11. He iz comes to his stuffs, but his stuffs sez “Do not want!”
12. And sum guyz did want, and sez “Teh Ceiling Cat pwns,” and deez guyz iz liek his kidz—
13. But not liek reel kidz, k? Iz liek teh Ceiling Cats kidz.
for more info on lolcat: wikip, icanhascheezburger
October 7, 2007
The world of morality is made up of phrases and characters. Characters (or persons) produce phrases (like “thou shalt not kill”) that produce effects on other characters (like billiard balls bouncing into one another).
It would behoove us to figure out how to take advantage of this new type of causality and begin to produce moral phrases that work better.
October 7, 2007
Moral language represents a qualitatively superior level to ordinary and scientific language. With morality language ceases to be only descriptive but becomes also capable of effecting change in the world. To say “the earth turns around the sun” might get you killed, but the utterance itself does not change you. To say “i/you shouldn’t do that” actually makes you want to do it a little less: it actually changes you. This is the power of moral language.
October 5, 2007
The Atheist Ethicist ponders the insignificance of the concept of “morality”.
He argues that since people make words mean what they want, he won’t trifle about how they use this specific word. However, constructing meaning takes a long time and we usually all have to agree on the new meanings – lest we stop understanding one another. Hence, i wouldn’t want to let anyone use the word “morality” however they want. Moreover, some words are more powerful than others, and morality has to be one of the more powerful ones (along with freedom and democracy). Powerful words are dangerous and should be wielded with care.

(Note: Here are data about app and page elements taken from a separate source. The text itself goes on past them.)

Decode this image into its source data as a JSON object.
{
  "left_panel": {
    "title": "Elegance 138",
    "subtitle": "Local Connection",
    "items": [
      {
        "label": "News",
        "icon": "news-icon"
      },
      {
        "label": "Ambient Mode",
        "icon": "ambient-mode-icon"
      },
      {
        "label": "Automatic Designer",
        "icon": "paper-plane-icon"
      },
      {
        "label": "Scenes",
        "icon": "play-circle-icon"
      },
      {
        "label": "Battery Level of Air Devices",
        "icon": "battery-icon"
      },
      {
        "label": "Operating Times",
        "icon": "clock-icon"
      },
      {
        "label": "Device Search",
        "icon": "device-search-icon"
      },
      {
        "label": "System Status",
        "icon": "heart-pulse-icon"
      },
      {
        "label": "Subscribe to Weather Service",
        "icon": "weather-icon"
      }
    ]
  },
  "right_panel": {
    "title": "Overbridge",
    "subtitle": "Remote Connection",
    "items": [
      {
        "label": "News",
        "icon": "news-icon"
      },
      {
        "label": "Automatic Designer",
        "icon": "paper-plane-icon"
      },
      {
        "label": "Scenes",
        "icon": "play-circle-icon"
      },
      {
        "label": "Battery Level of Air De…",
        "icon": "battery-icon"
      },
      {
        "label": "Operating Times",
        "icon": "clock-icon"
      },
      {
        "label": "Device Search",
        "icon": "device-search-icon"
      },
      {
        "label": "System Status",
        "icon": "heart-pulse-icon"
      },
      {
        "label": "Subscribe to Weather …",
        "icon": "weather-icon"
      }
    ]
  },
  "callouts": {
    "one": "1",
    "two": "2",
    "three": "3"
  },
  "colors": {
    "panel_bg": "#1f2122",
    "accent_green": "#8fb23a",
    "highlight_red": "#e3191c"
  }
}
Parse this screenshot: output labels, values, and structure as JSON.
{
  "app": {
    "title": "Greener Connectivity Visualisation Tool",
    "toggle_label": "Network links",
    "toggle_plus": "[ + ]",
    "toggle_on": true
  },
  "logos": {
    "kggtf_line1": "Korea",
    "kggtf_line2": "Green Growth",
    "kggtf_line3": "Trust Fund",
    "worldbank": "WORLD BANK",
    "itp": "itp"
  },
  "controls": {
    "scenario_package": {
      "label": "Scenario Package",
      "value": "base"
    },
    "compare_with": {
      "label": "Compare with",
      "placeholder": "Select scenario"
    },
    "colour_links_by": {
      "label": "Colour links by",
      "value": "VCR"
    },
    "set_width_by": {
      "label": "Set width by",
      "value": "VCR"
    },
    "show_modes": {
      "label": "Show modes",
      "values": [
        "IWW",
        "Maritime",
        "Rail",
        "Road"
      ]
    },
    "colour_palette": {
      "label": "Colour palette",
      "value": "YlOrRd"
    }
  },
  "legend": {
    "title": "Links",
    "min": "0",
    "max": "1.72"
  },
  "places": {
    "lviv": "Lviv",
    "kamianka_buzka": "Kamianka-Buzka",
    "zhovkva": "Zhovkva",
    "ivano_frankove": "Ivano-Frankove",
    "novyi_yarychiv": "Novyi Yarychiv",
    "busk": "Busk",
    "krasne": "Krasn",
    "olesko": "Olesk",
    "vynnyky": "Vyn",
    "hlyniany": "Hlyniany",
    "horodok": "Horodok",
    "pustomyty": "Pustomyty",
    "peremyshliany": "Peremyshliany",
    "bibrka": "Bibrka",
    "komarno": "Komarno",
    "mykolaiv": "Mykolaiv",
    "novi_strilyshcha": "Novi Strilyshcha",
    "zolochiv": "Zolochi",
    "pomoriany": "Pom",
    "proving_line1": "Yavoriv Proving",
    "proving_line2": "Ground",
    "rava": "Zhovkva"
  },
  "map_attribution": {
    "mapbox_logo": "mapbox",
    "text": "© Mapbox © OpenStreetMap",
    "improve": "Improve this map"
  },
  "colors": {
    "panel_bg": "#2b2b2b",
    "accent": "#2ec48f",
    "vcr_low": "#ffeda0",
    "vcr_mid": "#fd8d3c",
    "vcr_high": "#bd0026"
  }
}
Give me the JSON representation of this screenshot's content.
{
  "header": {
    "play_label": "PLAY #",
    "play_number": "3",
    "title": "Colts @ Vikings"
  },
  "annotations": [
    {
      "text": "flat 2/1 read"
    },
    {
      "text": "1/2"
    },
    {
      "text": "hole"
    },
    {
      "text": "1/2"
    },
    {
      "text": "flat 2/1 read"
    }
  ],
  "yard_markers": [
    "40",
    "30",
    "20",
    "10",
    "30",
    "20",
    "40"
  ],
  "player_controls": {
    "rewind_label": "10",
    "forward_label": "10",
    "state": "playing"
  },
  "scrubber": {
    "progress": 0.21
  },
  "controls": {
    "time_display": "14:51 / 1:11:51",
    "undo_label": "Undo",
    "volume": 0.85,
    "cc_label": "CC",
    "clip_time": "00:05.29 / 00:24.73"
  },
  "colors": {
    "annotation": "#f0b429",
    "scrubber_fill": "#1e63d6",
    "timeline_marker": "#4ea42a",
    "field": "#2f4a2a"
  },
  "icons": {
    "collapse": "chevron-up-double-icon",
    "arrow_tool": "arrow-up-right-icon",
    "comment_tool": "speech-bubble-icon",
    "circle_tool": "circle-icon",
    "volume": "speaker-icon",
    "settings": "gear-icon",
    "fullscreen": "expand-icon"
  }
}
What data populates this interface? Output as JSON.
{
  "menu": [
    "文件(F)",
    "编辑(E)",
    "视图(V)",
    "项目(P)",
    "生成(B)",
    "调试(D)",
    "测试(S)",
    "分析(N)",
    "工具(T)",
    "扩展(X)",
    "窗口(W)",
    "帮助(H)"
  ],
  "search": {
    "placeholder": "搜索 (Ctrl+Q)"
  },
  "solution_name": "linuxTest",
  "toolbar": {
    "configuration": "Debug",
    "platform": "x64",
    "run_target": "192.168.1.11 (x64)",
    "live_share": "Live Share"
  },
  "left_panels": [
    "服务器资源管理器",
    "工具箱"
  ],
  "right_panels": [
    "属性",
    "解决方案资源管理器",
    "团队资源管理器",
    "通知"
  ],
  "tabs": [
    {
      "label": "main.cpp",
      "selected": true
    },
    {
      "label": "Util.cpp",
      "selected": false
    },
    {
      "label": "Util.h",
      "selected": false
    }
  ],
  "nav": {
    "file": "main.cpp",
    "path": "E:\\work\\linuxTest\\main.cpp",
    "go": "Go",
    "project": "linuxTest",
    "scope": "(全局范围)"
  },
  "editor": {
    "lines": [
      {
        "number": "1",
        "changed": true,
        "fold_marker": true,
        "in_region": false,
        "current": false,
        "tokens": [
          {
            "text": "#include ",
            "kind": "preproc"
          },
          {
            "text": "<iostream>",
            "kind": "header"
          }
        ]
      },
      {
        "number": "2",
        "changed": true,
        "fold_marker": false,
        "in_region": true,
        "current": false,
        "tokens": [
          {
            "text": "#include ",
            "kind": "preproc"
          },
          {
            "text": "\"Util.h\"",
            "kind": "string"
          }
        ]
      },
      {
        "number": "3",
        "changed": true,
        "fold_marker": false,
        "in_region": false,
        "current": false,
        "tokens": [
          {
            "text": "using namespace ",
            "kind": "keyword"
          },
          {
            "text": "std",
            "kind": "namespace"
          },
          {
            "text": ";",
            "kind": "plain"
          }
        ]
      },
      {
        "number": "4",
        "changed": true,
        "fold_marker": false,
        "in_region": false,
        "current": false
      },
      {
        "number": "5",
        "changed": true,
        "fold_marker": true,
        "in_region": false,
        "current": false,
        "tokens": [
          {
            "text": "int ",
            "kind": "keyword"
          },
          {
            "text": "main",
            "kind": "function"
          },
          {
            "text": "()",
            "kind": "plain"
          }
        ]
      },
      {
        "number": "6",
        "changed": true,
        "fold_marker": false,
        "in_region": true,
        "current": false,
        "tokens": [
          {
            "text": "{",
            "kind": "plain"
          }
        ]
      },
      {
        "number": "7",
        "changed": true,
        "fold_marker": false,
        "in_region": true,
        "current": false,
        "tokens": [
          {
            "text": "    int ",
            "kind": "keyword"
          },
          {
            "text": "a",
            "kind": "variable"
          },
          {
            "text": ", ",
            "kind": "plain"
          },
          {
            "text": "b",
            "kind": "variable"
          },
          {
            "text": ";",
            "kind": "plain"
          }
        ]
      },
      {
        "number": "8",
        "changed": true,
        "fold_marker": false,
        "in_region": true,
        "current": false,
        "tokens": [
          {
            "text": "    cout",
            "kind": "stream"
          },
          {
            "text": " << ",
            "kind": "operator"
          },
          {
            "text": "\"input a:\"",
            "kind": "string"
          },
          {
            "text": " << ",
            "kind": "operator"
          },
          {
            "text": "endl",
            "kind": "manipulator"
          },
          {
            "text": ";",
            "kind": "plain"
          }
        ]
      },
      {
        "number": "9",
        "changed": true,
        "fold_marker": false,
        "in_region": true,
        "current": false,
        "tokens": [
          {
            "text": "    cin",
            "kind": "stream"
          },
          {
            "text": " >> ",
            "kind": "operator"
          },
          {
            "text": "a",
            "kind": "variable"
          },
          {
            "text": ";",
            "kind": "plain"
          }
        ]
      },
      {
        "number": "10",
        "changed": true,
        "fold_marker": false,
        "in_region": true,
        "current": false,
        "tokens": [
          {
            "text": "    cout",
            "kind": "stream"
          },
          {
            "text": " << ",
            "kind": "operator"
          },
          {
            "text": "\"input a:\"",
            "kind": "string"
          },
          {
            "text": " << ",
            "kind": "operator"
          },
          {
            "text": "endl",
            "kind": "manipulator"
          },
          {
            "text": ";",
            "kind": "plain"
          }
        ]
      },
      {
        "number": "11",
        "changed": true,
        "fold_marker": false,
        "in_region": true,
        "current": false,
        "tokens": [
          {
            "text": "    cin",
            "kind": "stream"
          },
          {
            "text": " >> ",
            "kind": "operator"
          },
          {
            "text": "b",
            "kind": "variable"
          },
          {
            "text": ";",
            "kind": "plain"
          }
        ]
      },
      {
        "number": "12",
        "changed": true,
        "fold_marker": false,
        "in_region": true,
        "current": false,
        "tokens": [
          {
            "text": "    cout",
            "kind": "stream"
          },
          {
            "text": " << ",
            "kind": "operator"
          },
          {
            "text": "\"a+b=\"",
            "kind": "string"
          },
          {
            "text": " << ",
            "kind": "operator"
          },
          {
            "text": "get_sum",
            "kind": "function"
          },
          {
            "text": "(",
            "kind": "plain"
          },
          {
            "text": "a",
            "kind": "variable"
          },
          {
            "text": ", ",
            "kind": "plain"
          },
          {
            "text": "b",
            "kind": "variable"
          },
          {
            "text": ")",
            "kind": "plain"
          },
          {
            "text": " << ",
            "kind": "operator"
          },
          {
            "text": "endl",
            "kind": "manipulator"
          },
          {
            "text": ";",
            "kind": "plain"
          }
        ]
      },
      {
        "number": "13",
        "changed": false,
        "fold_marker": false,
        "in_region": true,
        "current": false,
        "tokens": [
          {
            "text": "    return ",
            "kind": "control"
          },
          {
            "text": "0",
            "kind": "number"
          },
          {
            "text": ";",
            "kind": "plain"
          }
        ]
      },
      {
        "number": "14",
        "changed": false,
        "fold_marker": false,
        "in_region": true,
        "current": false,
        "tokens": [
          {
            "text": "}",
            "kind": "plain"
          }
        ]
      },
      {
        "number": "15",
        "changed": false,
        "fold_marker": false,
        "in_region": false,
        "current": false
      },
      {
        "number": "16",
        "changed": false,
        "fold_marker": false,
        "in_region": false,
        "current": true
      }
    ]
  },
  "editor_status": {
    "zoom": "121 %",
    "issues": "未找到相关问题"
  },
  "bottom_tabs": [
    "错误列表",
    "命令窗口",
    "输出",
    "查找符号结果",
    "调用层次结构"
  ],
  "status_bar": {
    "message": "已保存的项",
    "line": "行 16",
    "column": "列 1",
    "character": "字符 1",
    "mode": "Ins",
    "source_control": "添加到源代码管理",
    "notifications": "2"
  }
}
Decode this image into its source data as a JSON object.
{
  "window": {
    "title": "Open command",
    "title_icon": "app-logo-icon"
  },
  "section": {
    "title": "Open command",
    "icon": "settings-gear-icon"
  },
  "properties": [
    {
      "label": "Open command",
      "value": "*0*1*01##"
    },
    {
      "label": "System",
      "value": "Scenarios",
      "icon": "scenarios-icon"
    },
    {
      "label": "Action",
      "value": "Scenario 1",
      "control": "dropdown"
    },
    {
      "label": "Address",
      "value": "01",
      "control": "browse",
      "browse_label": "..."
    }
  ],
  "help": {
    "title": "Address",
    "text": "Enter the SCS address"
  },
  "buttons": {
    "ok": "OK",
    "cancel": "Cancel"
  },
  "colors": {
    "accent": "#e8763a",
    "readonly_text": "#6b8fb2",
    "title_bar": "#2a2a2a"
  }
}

The problem is rather that “morality” means too many things and the solution is rather to get people to agree on a narrower, more useful definition.
But whatever that definition is, the Atheist Ethicist is right to insist that we must be able to justify our reasons and not simply stomp our feet and say “God said so”.
October 3, 2007
Mark Vernon has some valuable things to object to the newfangled scientific search for happiness. Isn’t a science of happiness a conundrum in itself?